(Data to examine)

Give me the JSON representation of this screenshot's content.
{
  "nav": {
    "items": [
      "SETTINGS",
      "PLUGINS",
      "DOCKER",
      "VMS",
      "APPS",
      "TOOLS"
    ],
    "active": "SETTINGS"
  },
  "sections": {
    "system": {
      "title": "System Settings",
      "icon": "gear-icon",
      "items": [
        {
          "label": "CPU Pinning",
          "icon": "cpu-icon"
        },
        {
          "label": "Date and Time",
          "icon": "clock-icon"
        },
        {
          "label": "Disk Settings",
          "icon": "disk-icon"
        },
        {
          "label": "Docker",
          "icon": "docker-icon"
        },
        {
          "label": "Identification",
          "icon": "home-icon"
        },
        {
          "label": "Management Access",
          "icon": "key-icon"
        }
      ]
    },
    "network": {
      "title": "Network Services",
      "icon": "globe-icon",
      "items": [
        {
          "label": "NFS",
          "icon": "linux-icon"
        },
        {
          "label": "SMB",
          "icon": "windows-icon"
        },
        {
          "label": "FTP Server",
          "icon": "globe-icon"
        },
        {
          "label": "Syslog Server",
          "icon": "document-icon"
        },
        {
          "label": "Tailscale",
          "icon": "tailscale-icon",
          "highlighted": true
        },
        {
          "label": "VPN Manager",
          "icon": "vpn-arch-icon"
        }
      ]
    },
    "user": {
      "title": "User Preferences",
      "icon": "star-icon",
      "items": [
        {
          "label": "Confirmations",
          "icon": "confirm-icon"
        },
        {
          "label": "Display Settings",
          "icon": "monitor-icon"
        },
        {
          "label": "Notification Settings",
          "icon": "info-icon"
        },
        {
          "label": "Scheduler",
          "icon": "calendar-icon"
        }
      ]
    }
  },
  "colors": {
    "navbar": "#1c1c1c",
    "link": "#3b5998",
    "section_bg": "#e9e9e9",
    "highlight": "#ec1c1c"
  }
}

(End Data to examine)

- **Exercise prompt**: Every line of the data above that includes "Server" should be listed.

- **Solution to the exercise**:
          "label": "FTP Server",
          "label": "Syslog Server",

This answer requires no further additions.